One of my lockdown activities has been to improve my cw, and having had many practice qsos with a local friend and also some chasing, planned for my focus of this activation to be hf cw. I spent the evening before carefully considering what I needed to bring with me and packed my rucksack so I could make an early start in the morning. A nice drive down through the Surrey and Sussex countryside saw me arriving at the car park adjacent to the A24 at around 7.00z. A side note here: there was a sign at the car-park saying it was locked after dusk. I hadn’t noticed it on previous trips here, so something to keep in mind for anyone thinking about an evening activation.
Anyway, I digress! As I ascended to the summit I tracked progress on the SOTA Goat app, as I was interested to see when I would enter the activation zone. Much further away from the trig point/top of the hill than I was expecting! Useful to know for future reference for similar-type summits.

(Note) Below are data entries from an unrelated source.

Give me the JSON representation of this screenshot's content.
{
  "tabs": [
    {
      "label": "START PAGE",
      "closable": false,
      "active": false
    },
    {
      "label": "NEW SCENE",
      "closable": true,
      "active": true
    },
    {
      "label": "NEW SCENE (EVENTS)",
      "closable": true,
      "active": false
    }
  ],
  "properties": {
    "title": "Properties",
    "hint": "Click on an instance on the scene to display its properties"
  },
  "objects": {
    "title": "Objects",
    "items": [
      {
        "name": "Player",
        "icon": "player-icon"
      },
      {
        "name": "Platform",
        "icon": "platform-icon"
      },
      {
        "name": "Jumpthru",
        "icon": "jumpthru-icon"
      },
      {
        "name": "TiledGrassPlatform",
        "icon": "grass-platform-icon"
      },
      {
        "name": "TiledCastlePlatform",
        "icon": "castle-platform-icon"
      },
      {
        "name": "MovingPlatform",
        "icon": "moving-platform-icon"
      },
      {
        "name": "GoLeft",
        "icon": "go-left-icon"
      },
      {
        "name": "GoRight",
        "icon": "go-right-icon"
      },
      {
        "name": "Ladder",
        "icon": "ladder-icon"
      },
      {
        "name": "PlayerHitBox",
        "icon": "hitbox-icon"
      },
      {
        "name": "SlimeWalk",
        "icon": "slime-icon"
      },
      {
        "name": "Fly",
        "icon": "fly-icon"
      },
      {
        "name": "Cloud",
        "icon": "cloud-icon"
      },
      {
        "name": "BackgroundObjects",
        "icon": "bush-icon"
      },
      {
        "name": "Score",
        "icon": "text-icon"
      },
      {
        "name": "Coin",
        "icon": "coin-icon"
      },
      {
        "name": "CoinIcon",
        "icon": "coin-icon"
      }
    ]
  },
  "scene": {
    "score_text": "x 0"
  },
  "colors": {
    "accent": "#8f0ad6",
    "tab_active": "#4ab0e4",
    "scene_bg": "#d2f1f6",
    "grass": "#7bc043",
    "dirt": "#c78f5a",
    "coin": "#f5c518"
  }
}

I picked my spot to operate from by the trig-point, and as expected for this early hour didn’t have any company, as the main footpath is slightly out of sight from that position. I’d been mentally rehearsing my CQ calls and likely exchanges on the way up, so all I had to do was setup my antenna (using the sotabeams bandspringer), which I’d had a few practice runs with at a local site. What could go wrong?
I found out very quickly! The antenna comes with a useful twin binding-post to bnc adaptor, but of course I’d forgotten the obligatory bnc-pl259 that I needed to connect the antenna to the tuner! Apologies to any passing walkers who heard an “Oh dear” or a slightly-less polite version at that moment!
I couldn’t think of a solution to the problem, but thankfully before I left home I remembered to bring my handheld with me as I’ve often seen it mentioned that you should “always bring a handheld - just in case”. My next question: would anyone come back to me. I know that 2m fm activations from a handheld can be hard-going down south! I spotted myself and put out some calls on the 145.500, but nothing! With my heart slightly sinking I sent a few frantic text messages to friends, just in case anyone was about. Thankfully one was, Eric, 2E0WKW who kindly gave me a shout. Frustratingly although he was a strong signal with me, he couldn’t seem to dig me out the noise! I was starting to think that this wasn’t going to be my day, when - hooray - a contact! Dave, M0KWY who’d been listening to my attempts to contact Eric gave me a shout. Once we’d finished I was then called by G3ZTZ who was coming on for a local club net. 2 down, 2 to go! A few more calls on the calling channel yielded nothing, but after a scan through the band I found the net that G3ZTZ had mentioned. I decided to cheekily break-in and ask if anyone would mind having a contact to help me qualify the summit. Thankfully Chris, G0GMC & John, G4BRJ kindly obliged and I’d qualified! Feeling somewhat better I put a few more calls out on the calling channel before closing, and Rod, M0RDV came on for a few overs.
So, there we have it. After wanting to do this for so long, I made it. Despite the disappointment on the hf side of things, I was pleased to get my activating off the mark and glad I didn’t give up when it seemed that no-one was on 2m! Lots of lessons learned and I’ll definitely be back for more!
Sorry for the long-read. I’ve enjoyed reading so many activation reports over the years, and I couldn’t resist writing my own.
73 and hope to catch many of you on air.
Matthew - M0JSB
My trusty FT-60 to the rescue!